# Your task
Each time a line of the listing holds "JSON", copy that line.

# Excerpted records
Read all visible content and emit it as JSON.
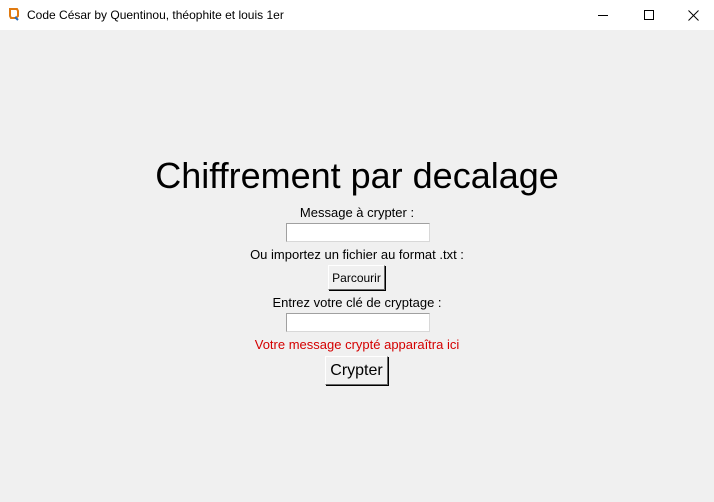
{
  "window": {
    "title": "Code César by Quentinou, théophite et louis 1er",
    "icon": "feather-tk-icon",
    "controls": [
      "minimize-icon",
      "maximize-icon",
      "close-icon"
    ]
  },
  "main": {
    "heading": "Chiffrement par decalage",
    "message_label": "Message à crypter :",
    "message_value": "",
    "import_label": "Ou importez un fichier au format .txt :",
    "browse_button": "Parcourir",
    "key_label": "Entrez votre clé de cryptage :",
    "key_value": "",
    "result_text": "Votre message crypté apparaîtra ici",
    "crypt_button": "Crypter"
  },
  "colors": {
    "background": "#f0f0f0",
    "titlebar": "#ffffff",
    "result_text": "#d40000"
  }
}
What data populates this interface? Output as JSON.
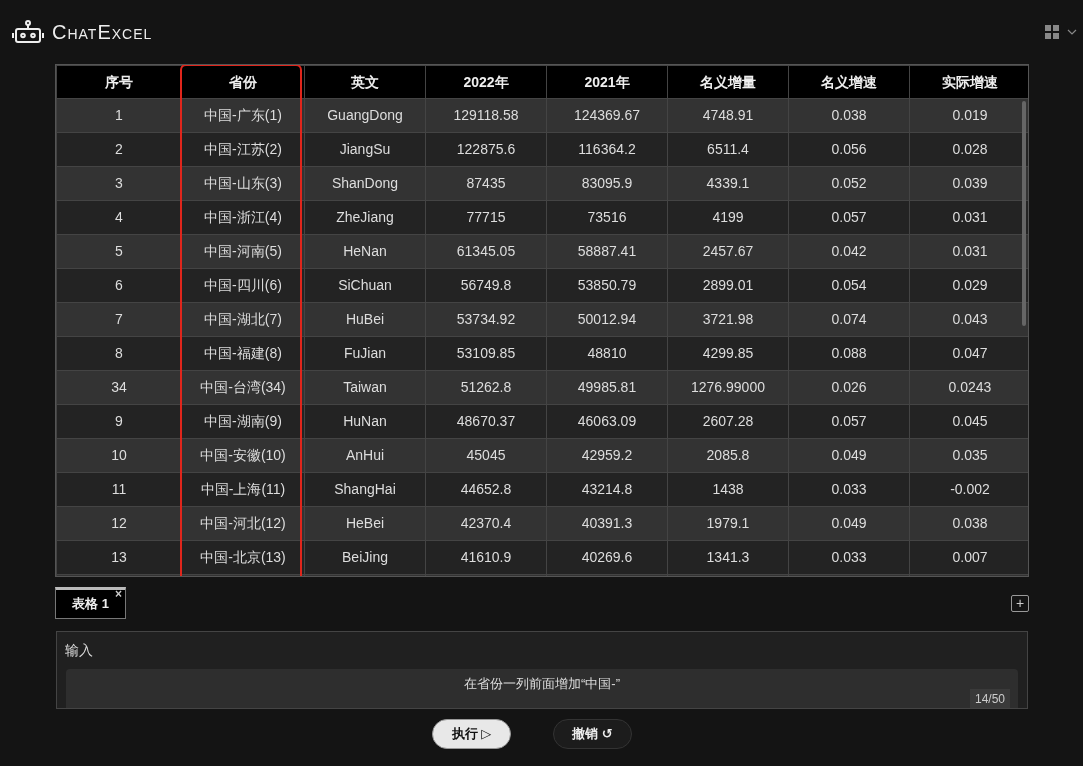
{
  "app": {
    "title": "ChatExcel"
  },
  "table": {
    "columns": [
      {
        "label": "序号",
        "highlighted": false
      },
      {
        "label": "省份",
        "highlighted": true
      },
      {
        "label": "英文",
        "highlighted": false
      },
      {
        "label": "2022年",
        "highlighted": false
      },
      {
        "label": "2021年",
        "highlighted": false
      },
      {
        "label": "名义增量",
        "highlighted": false
      },
      {
        "label": "名义增速",
        "highlighted": false
      },
      {
        "label": "实际增速",
        "highlighted": false
      }
    ],
    "rows": [
      [
        "1",
        "中国-广东(1)",
        "GuangDong",
        "129118.58",
        "124369.67",
        "4748.91",
        "0.038",
        "0.019"
      ],
      [
        "2",
        "中国-江苏(2)",
        "JiangSu",
        "122875.6",
        "116364.2",
        "6511.4",
        "0.056",
        "0.028"
      ],
      [
        "3",
        "中国-山东(3)",
        "ShanDong",
        "87435",
        "83095.9",
        "4339.1",
        "0.052",
        "0.039"
      ],
      [
        "4",
        "中国-浙江(4)",
        "ZheJiang",
        "77715",
        "73516",
        "4199",
        "0.057",
        "0.031"
      ],
      [
        "5",
        "中国-河南(5)",
        "HeNan",
        "61345.05",
        "58887.41",
        "2457.67",
        "0.042",
        "0.031"
      ],
      [
        "6",
        "中国-四川(6)",
        "SiChuan",
        "56749.8",
        "53850.79",
        "2899.01",
        "0.054",
        "0.029"
      ],
      [
        "7",
        "中国-湖北(7)",
        "HuBei",
        "53734.92",
        "50012.94",
        "3721.98",
        "0.074",
        "0.043"
      ],
      [
        "8",
        "中国-福建(8)",
        "FuJian",
        "53109.85",
        "48810",
        "4299.85",
        "0.088",
        "0.047"
      ],
      [
        "34",
        "中国-台湾(34)",
        "Taiwan",
        "51262.8",
        "49985.81",
        "1276.99000",
        "0.026",
        "0.0243"
      ],
      [
        "9",
        "中国-湖南(9)",
        "HuNan",
        "48670.37",
        "46063.09",
        "2607.28",
        "0.057",
        "0.045"
      ],
      [
        "10",
        "中国-安徽(10)",
        "AnHui",
        "45045",
        "42959.2",
        "2085.8",
        "0.049",
        "0.035"
      ],
      [
        "11",
        "中国-上海(11)",
        "ShangHai",
        "44652.8",
        "43214.8",
        "1438",
        "0.033",
        "-0.002"
      ],
      [
        "12",
        "中国-河北(12)",
        "HeBei",
        "42370.4",
        "40391.3",
        "1979.1",
        "0.049",
        "0.038"
      ],
      [
        "13",
        "中国-北京(13)",
        "BeiJing",
        "41610.9",
        "40269.6",
        "1341.3",
        "0.033",
        "0.007"
      ]
    ]
  },
  "sheet_tabs": [
    {
      "label": "表格 1",
      "selected": true,
      "close": "×"
    }
  ],
  "add_sheet": "+",
  "input": {
    "label": "输入",
    "value": "在省份一列前面增加“中国-”",
    "counter": "14/50"
  },
  "buttons": [
    {
      "label": "执行",
      "icon": "▷",
      "kind": "primary"
    },
    {
      "label": "撤销",
      "icon": "↺",
      "kind": "secondary"
    }
  ]
}
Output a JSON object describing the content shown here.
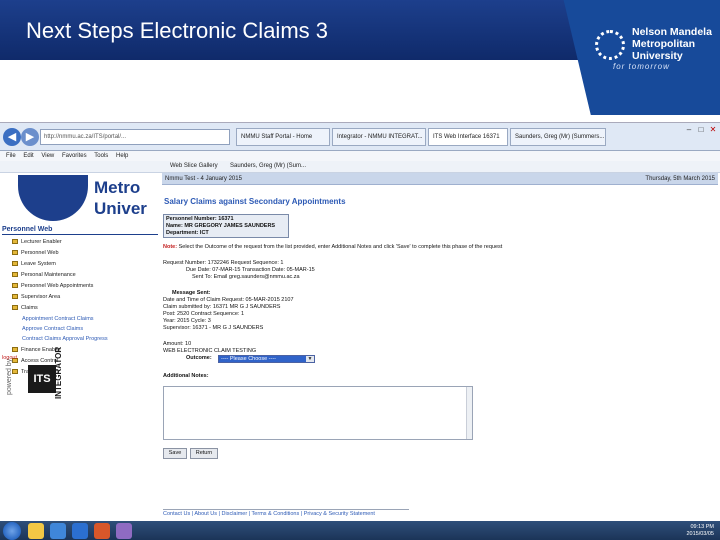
{
  "slide": {
    "title": "Next Steps Electronic Claims 3",
    "logo_lines": [
      "Nelson Mandela",
      "Metropolitan",
      "University"
    ],
    "logo_tagline": "for tomorrow"
  },
  "browser": {
    "address": "http://nmmu.ac.za/ITS/portal/...",
    "tabs": [
      "NMMU Staff Portal - Home",
      "Integrator - NMMU INTEGRAT...",
      "ITS Web Interface 16371",
      "Saunders, Greg (Mr) (Summers..."
    ],
    "menu": [
      "File",
      "Edit",
      "View",
      "Favorites",
      "Tools",
      "Help"
    ],
    "favorites": [
      "Web Slice Gallery",
      "Saunders, Greg (Mr) (Sum..."
    ]
  },
  "sidebar": {
    "brand_lines": [
      "Metro",
      "Univer"
    ],
    "heading": "Personnel Web",
    "items": [
      {
        "label": "Lecturer Enabler",
        "link": false
      },
      {
        "label": "Personnel Web",
        "link": false
      },
      {
        "label": "Leave System",
        "link": false
      },
      {
        "label": "Personal Maintenance",
        "link": false
      },
      {
        "label": "Personnel Web Appointments",
        "link": false
      },
      {
        "label": "Supervisor Area",
        "link": false
      },
      {
        "label": "Claims",
        "link": false
      },
      {
        "label": "Appointment Contract Claims",
        "link": true
      },
      {
        "label": "Approve Contract Claims",
        "link": true
      },
      {
        "label": "Contract Claims Approval Progress",
        "link": true
      },
      {
        "label": "Finance Enabler",
        "link": false
      },
      {
        "label": "Access Control",
        "link": false
      },
      {
        "label": "Travel Request",
        "link": false
      }
    ],
    "logout": "logout",
    "powered_by": "powered by",
    "its": "ITS",
    "integrator": "INTEGRATOR"
  },
  "main": {
    "strip_left": "Nmmu Test - 4 January 2015",
    "strip_right": "Thursday, 5th March 2015",
    "title": "Salary Claims against Secondary Appointments",
    "person": {
      "number": "Personnel Number: 16371",
      "name": "Name: MR GREGORY JAMES SAUNDERS",
      "department": "Department: ICT"
    },
    "note_label": "Note:",
    "note_text": "Select the Outcome of the request from the list provided, enter Additional Notes and click 'Save' to complete this phase of the request",
    "request_line": "Request Number: 1732246     Request Sequence: 1",
    "due_line": "Due Date: 07-MAR-15     Transaction Date: 05-MAR-15",
    "sent_line": "Sent To: Email     greg.saunders@nmmu.ac.za",
    "message_label": "Message Sent:",
    "message_lines": [
      "Date and Time of Claim Request: 05-MAR-2015 2107",
      "Claim submitted by: 16371 MR G J SAUNDERS",
      "Post: 2520     Contract Sequence: 1",
      "Year: 2015 Cycle: 3",
      "Supervisor: 16371 - MR G J SAUNDERS"
    ],
    "amount_line": "Amount: 10",
    "web_claim": "WEB ELECTRONIC CLAIM TESTING",
    "outcome_label": "Outcome:",
    "outcome_value": "---- Please Choose ----",
    "additional_notes_label": "Additional Notes:",
    "save_label": "Save",
    "return_label": "Return",
    "footer": "Contact Us | About Us | Disclaimer | Terms & Conditions | Privacy & Security Statement"
  },
  "taskbar": {
    "time": "09:13 PM",
    "date": "2015/03/05"
  }
}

# Response below
Read all visible content and emit it as JSON.
What data populates this interface? Output as JSON.
Output a JSON object describing the content shown here.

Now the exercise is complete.